## TRY IT
Below are records to be output exactly, every one of them.

## STUDY MATERIAL

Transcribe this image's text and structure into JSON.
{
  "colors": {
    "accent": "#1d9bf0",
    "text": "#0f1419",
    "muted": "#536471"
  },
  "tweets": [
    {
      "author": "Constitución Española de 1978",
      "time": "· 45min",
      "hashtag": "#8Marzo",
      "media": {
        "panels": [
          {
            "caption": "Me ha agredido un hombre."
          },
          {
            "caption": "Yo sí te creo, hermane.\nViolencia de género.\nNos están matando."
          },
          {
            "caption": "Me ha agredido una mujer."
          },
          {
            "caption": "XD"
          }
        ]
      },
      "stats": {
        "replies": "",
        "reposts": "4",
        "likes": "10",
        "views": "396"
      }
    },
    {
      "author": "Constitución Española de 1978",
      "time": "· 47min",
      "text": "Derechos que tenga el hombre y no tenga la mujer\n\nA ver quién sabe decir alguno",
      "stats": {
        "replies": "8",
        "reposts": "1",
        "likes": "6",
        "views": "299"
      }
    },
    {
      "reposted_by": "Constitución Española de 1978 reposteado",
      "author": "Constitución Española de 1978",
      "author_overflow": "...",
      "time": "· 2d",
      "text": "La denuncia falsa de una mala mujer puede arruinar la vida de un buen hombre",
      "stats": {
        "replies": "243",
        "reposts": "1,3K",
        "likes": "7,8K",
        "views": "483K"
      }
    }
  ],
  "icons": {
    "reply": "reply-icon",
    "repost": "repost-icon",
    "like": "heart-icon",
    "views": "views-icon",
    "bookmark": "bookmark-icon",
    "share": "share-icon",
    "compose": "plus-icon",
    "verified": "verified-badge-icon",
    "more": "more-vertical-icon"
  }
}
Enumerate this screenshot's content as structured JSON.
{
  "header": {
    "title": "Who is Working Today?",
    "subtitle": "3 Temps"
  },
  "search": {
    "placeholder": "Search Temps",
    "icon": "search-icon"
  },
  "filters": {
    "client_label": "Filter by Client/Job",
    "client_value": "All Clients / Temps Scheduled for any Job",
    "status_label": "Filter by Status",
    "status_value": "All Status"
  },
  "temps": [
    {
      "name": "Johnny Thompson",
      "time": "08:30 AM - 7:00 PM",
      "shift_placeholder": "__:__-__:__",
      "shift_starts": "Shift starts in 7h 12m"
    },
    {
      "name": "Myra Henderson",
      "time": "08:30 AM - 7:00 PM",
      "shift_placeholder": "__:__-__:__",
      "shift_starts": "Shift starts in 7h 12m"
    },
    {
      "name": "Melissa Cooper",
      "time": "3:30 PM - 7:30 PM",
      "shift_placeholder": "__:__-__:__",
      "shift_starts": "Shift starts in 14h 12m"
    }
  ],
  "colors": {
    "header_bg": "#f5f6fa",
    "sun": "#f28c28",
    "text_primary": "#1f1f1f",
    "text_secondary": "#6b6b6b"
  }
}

## ANSWER AREA
Transcribe this image's text and structure into JSON.
{
  "colors": {
    "accent": "#1d9bf0",
    "text": "#0f1419",
    "muted": "#536471"
  },
  "tweets": [
    {
      "author": "Constitución Española de 1978",
      "time": "· 45min",
      "hashtag": "#8Marzo",
      "media": {
        "panels": [
          {
            "caption": "Me ha agredido un hombre."
          },
          {
            "caption": "Yo sí te creo, hermane.\nViolencia de género.\nNos están matando."
          },
          {
            "caption": "Me ha agredido una mujer."
          },
          {
            "caption": "XD"
          }
        ]
      },
      "stats": {
        "replies": "",
        "reposts": "4",
        "likes": "10",
        "views": "396"
      }
    },
    {
      "author": "Constitución Española de 1978",
      "time": "· 47min",
      "text": "Derechos que tenga el hombre y no tenga la mujer\n\nA ver quién sabe decir alguno",
      "stats": {
        "replies": "8",
        "reposts": "1",
        "likes": "6",
        "views": "299"
      }
    },
    {
      "reposted_by": "Constitución Española de 1978 reposteado",
      "author": "Constitución Española de 1978",
      "author_overflow": "...",
      "time": "· 2d",
      "text": "La denuncia falsa de una mala mujer puede arruinar la vida de un buen hombre",
      "stats": {
        "replies": "243",
        "reposts": "1,3K",
        "likes": "7,8K",
        "views": "483K"
      }
    }
  ],
  "icons": {
    "reply": "reply-icon",
    "repost": "repost-icon",
    "like": "heart-icon",
    "views": "views-icon",
    "bookmark": "bookmark-icon",
    "share": "share-icon",
    "compose": "plus-icon",
    "verified": "verified-badge-icon",
    "more": "more-vertical-icon"
  }
}
Enumerate this screenshot's content as structured JSON.
{
  "header": {
    "title": "Who is Working Today?",
    "subtitle": "3 Temps"
  },
  "search": {
    "placeholder": "Search Temps",
    "icon": "search-icon"
  },
  "filters": {
    "client_label": "Filter by Client/Job",
    "client_value": "All Clients / Temps Scheduled for any Job",
    "status_label": "Filter by Status",
    "status_value": "All Status"
  },
  "temps": [
    {
      "name": "Johnny Thompson",
      "time": "08:30 AM - 7:00 PM",
      "shift_placeholder": "__:__-__:__",
      "shift_starts": "Shift starts in 7h 12m"
    },
    {
      "name": "Myra Henderson",
      "time": "08:30 AM - 7:00 PM",
      "shift_placeholder": "__:__-__:__",
      "shift_starts": "Shift starts in 7h 12m"
    },
    {
      "name": "Melissa Cooper",
      "time": "3:30 PM - 7:30 PM",
      "shift_placeholder": "__:__-__:__",
      "shift_starts": "Shift starts in 14h 12m"
    }
  ],
  "colors": {
    "header_bg": "#f5f6fa",
    "sun": "#f28c28",
    "text_primary": "#1f1f1f",
    "text_secondary": "#6b6b6b"
  }
}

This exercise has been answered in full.